------ Data supplied ------

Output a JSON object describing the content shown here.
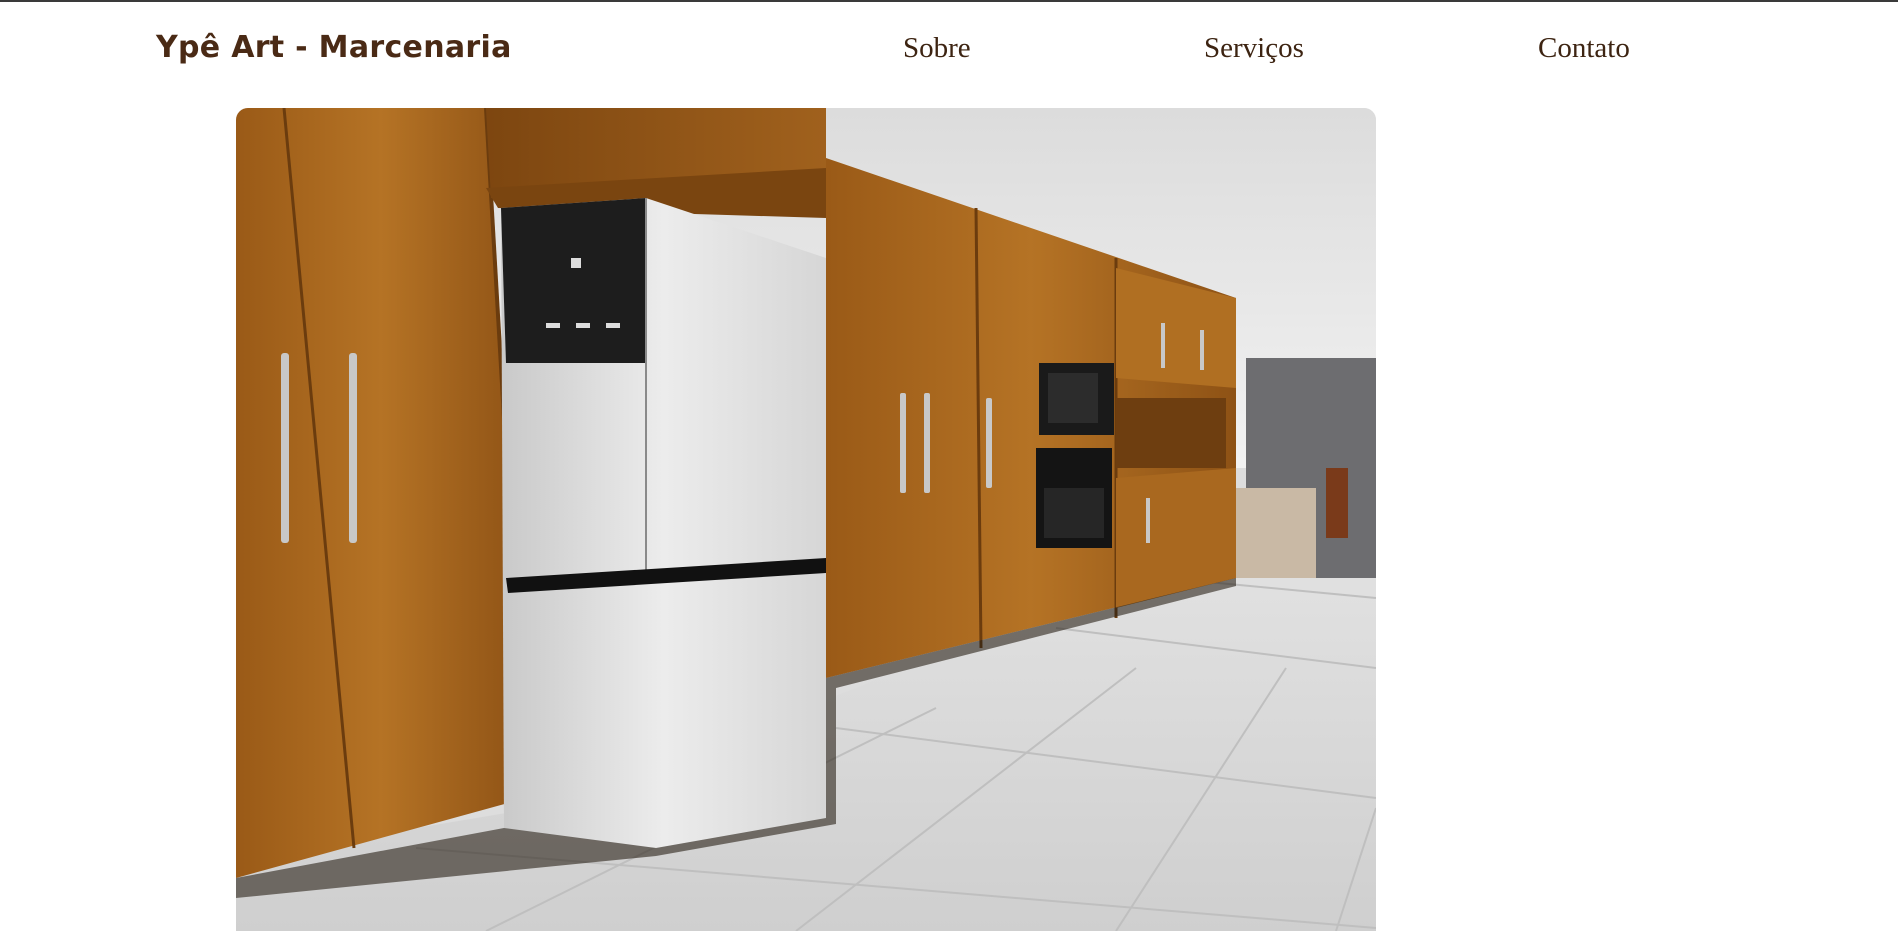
{
  "header": {
    "brand": "Ypê Art - Marcenaria",
    "nav": [
      {
        "label": "Sobre"
      },
      {
        "label": "Serviços"
      },
      {
        "label": "Contato"
      }
    ]
  },
  "hero_image": {
    "subject": "wood kitchen cabinets with white french-door refrigerator, built-in microwave and oven"
  },
  "colors": {
    "brand_text": "#4a2a15",
    "nav_text": "#3d2412",
    "wood": "#a8661c",
    "floor": "#d9d9d9"
  }
}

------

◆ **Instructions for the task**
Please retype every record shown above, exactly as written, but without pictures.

◆ **Completed task**
Output a JSON object describing the content shown here.
{
  "header": {
    "brand": "Ypê Art - Marcenaria",
    "nav": [
      {
        "label": "Sobre"
      },
      {
        "label": "Serviços"
      },
      {
        "label": "Contato"
      }
    ]
  },
  "hero_image": {
    "subject": "wood kitchen cabinets with white french-door refrigerator, built-in microwave and oven"
  },
  "colors": {
    "brand_text": "#4a2a15",
    "nav_text": "#3d2412",
    "wood": "#a8661c",
    "floor": "#d9d9d9"
  }
}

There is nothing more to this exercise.